IMO Op is right and her husband wrong, but telling him so won't make him change his mind.

If this is the only problem in your marriage, Jezra, I would, in your place, say no more about it, but continue to take precautions myself.

Could you perhaps persuade your husband only to meet these friends outdoors? Or at the very least to shower and change his clothes putting the ones he has taken off straight into the washing machine himself whe he comes home from visiting them?

If as a general rule he ignores your feelings and concerns that is different, but I don't feel justified in making that assumption based on what you have posted.

Purplepoppies Tue 04-Jan-22 12:42:22

I currently have covid. The person who passed it to me is unvaccinated.
They definitely have been more unwell. As were the other adult in that house.
I haven't had my booster yet, and now can't attend the upcoming appointment because I currently have covid.
I understand OPs point of view, I don't think its unreasonable to ask for a level of consideration from your spouse/partner, especially if they are following guidelines everywhere else apart from this friendship.
It sounds like bravado.
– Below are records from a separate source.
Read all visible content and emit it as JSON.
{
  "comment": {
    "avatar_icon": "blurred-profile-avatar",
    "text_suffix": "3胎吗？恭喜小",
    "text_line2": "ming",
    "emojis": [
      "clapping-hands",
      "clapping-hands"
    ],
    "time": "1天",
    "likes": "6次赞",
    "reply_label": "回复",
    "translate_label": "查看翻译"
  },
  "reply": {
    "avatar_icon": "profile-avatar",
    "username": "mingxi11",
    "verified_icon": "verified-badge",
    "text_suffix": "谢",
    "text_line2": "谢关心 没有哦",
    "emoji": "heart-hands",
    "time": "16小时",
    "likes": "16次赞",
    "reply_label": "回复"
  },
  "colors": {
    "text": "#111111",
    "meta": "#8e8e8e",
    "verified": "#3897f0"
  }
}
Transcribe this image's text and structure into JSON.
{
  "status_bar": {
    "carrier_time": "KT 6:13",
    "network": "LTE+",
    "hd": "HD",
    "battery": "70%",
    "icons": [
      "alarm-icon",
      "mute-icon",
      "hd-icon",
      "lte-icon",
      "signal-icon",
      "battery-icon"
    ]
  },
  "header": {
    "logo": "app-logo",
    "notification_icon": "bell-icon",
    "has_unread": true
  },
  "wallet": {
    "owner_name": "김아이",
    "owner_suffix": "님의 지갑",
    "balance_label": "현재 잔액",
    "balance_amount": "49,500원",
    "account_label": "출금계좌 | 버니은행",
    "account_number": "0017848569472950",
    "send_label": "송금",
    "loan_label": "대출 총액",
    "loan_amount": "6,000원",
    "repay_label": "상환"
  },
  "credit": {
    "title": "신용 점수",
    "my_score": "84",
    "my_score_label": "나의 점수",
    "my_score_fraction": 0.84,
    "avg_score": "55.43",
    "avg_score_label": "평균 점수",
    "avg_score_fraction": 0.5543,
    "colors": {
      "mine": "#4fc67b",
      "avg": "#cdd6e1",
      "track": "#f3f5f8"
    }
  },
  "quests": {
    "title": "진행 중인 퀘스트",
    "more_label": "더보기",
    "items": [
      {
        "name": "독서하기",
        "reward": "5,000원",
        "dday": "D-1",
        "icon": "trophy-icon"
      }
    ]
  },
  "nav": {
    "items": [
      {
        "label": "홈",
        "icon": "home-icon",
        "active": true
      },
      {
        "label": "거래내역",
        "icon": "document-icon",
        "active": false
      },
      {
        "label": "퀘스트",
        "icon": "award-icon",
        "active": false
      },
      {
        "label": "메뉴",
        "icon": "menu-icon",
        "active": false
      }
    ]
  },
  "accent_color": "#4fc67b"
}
That should never come before your loved ones wishes and feelings surely?

sazz1 Tue 04-Jan-22 12:49:25

I personally know 8 people who are fully vaccinated and caught Covid Delta. All were ill and 2 seriously ill. 1 person died (elderly with cancer) but died of covid.
Also I know 3 children who caught Delta.
1 had first vaccine and was ill for 4 days.
One aged 6 was very ill and has long covid heart problems from it
The other aged 8 had a temperature for 24hrs then no other symptoms whatsoever. Absolutely nothing.
Personally I don't think the vaccine works at all. I think the companies who make it know this too but would be bankrupt if it was common knowledge.
I have had 3 vaccines but won't be having any more.

Esspee Tue 04-Jan-22 12:54:18
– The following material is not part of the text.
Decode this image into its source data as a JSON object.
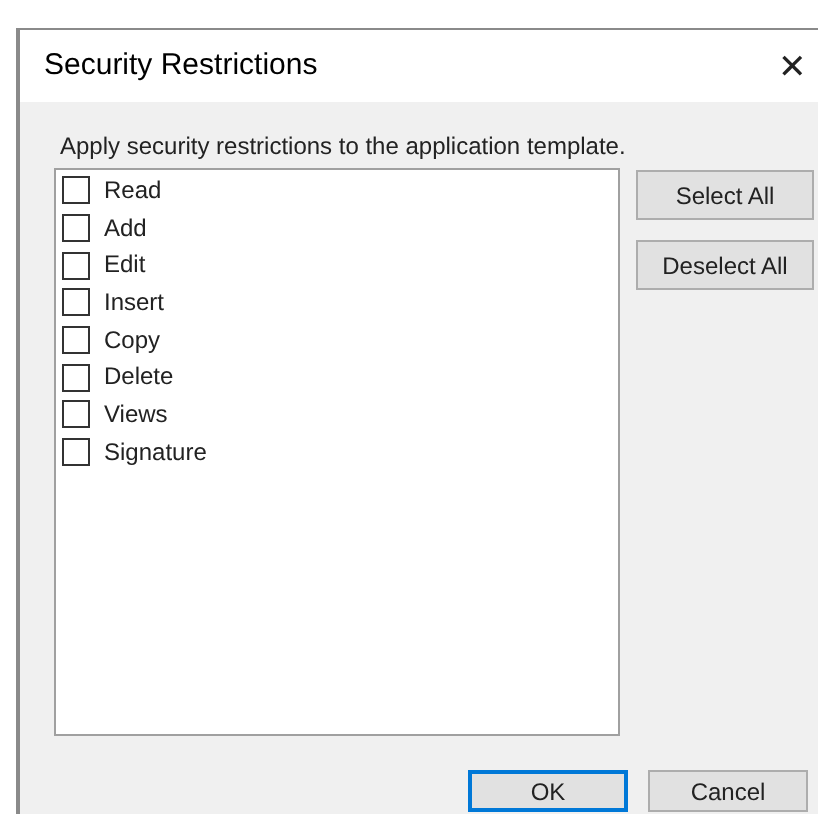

I would be kicking him out frankly. He values his friendship above your marriage.

Lclaytonuk555 Tue 04-Jan-22 12:55:15

Could you ask them both to do a lateral flow test before you meet up?

4allweknow Tue 04-Jan-22 13:07:56

Do the friends do LFTs? Perhaps if they did before your DH visits or meets up with them this could be an indication of being clear though the tests aren't always accurate. Your DH really needs to be a bit more responsible towards you and himself Anti vaxers will be chuckling knowing your DH is accepting their attitude to the vaccine. Why did he bother to be vaccinated if he readily accepts the anti vaxers stance.

esgt1967 Tue 04-Jan-22 13:09:59

I would be very uncomfortable deciding which of my friends I wanted to socialise with based solely on their vaccination status - surely they are friends regardless of whether or not they have been vaccinated - have we really got to the point where we judge people on this basis alone and, worse still (in my opinion), ask them what their vaccination status is before agreeing to any contact?

Leedee Tue 04-Jan-22 13:16:31

I am not completely keeping up with the latest rules, since the government had their ‘party’ I find it all very hypocritical. But am I right in thinking you can carry covid whether you are vaccinated or not? So if this person chooses not too, then he’s surely risking it only for himself? you could be in a supermarket next to someone that had it and they pass it on? I think we cannot push our own beliefs on to others, even if family members, whatever side you are on. My elderly parents (75) are verging more towards the side of anti vax views and choose not to wear masks… my husband is vulnerable and I choose to social distance and wear a mask, yet it doesn’t stop me seeing them or pushing my views on them. Incidentally they have been vaccinated like me, but only because they want to travel and see family abroad. Covid should not decide us, do what right for you but don’t allow it to control or break relations